Examine each line of the data. Copy the line if it includes the word "Achal".

+++ Records shown +++

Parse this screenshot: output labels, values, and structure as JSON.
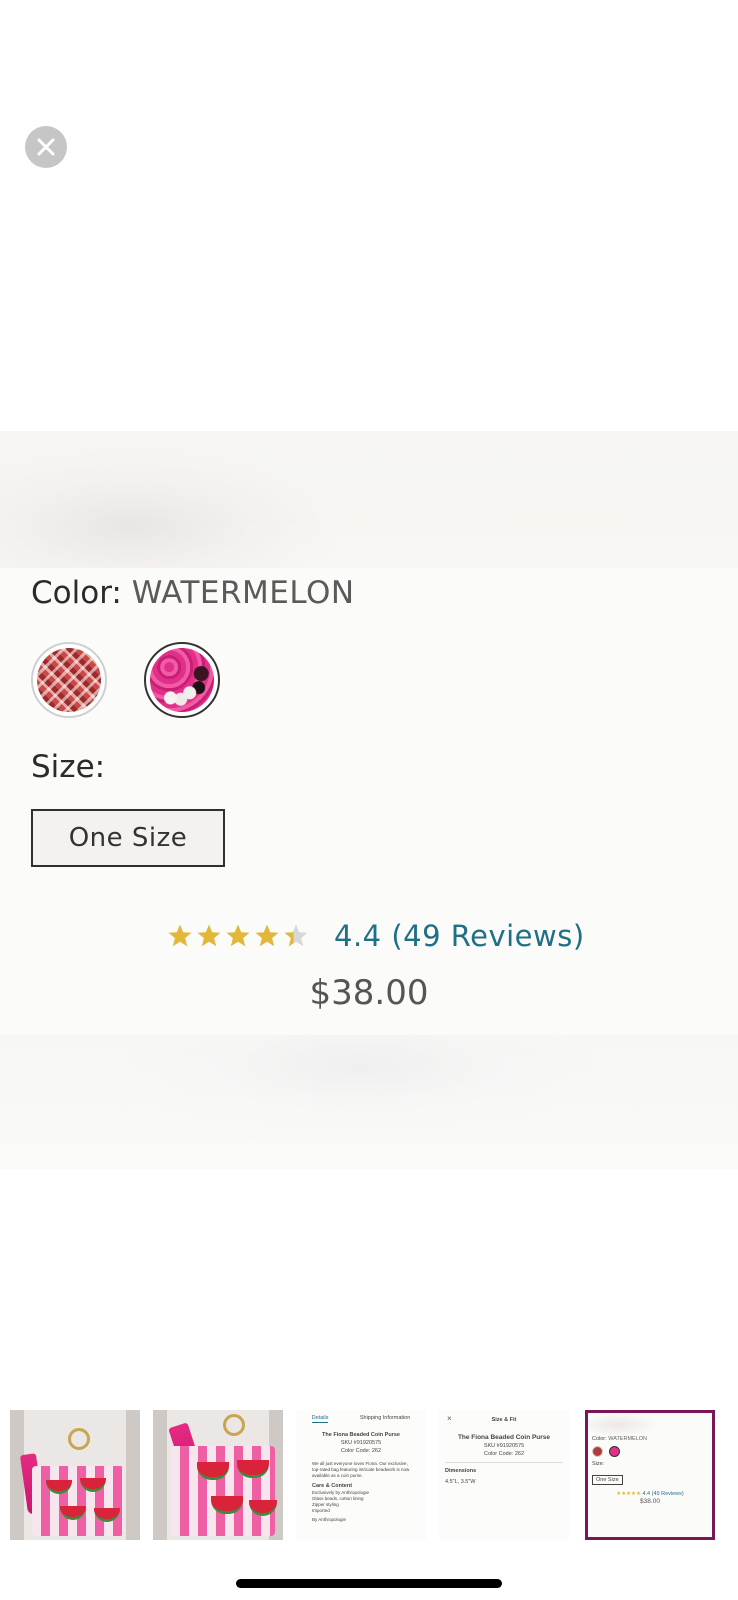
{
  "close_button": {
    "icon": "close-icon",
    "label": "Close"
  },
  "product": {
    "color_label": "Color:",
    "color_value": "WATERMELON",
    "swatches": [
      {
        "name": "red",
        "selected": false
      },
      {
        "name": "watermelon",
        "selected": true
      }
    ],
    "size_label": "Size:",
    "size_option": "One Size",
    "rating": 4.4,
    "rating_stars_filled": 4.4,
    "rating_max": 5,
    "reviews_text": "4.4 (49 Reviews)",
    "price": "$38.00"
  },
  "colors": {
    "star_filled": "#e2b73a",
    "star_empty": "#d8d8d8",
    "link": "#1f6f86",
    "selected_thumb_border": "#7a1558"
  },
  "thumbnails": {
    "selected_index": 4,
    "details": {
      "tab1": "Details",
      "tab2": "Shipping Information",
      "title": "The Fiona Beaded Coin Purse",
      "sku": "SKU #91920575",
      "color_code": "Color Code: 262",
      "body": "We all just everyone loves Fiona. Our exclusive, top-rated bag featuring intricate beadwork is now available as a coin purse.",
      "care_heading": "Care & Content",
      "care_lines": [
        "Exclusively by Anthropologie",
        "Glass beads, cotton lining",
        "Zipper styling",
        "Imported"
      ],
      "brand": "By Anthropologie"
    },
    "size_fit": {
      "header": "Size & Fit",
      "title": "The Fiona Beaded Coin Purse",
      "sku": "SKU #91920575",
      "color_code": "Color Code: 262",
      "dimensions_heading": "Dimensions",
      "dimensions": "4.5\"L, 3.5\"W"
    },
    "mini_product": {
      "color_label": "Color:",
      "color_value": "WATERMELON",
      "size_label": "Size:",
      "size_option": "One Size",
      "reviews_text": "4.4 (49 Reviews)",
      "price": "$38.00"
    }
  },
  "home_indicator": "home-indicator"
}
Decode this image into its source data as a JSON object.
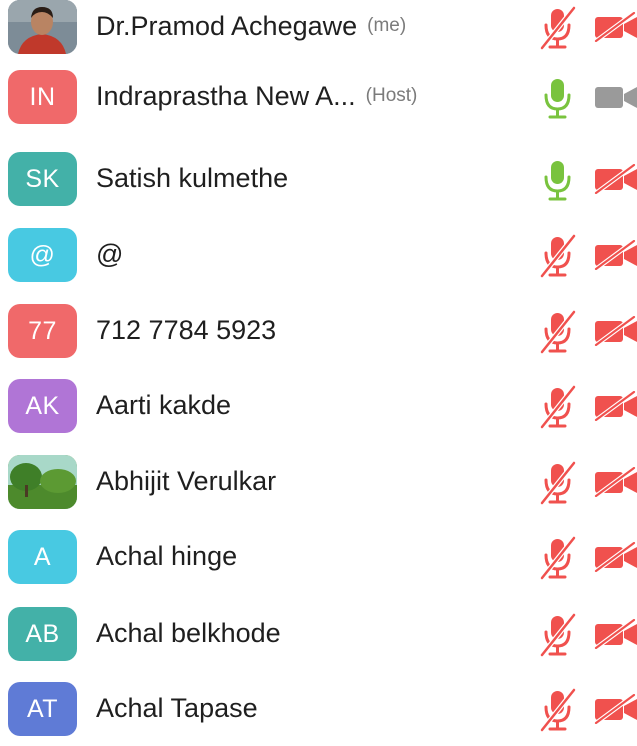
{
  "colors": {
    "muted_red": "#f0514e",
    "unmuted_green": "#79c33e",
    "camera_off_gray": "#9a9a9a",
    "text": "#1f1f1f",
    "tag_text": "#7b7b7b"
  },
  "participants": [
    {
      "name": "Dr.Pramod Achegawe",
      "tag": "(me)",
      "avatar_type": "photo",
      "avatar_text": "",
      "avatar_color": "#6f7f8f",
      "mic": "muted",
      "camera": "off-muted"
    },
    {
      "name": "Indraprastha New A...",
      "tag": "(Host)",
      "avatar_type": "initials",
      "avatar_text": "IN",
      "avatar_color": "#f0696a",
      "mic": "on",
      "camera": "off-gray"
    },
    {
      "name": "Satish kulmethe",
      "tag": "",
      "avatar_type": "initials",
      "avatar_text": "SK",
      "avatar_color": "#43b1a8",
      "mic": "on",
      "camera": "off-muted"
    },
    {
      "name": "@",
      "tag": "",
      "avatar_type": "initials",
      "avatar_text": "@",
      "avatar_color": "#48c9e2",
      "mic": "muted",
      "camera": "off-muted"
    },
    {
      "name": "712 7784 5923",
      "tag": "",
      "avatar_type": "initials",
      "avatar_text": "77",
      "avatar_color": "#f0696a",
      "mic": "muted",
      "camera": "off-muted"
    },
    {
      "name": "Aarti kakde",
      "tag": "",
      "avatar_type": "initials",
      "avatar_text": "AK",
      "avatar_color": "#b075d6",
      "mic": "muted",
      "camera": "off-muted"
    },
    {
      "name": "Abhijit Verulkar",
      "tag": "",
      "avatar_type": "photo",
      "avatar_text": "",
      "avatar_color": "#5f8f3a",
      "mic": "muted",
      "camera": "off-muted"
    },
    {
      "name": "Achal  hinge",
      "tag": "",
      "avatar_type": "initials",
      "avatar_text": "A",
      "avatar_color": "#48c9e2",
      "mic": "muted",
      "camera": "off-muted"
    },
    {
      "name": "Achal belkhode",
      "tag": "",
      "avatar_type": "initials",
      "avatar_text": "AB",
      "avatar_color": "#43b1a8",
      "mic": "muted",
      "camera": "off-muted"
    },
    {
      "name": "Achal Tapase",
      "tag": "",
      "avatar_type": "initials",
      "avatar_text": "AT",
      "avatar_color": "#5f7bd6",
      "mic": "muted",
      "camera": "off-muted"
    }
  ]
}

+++

### Task output
      "name": "Achal  hinge",
      "name": "Achal belkhode",
      "name": "Achal Tapase",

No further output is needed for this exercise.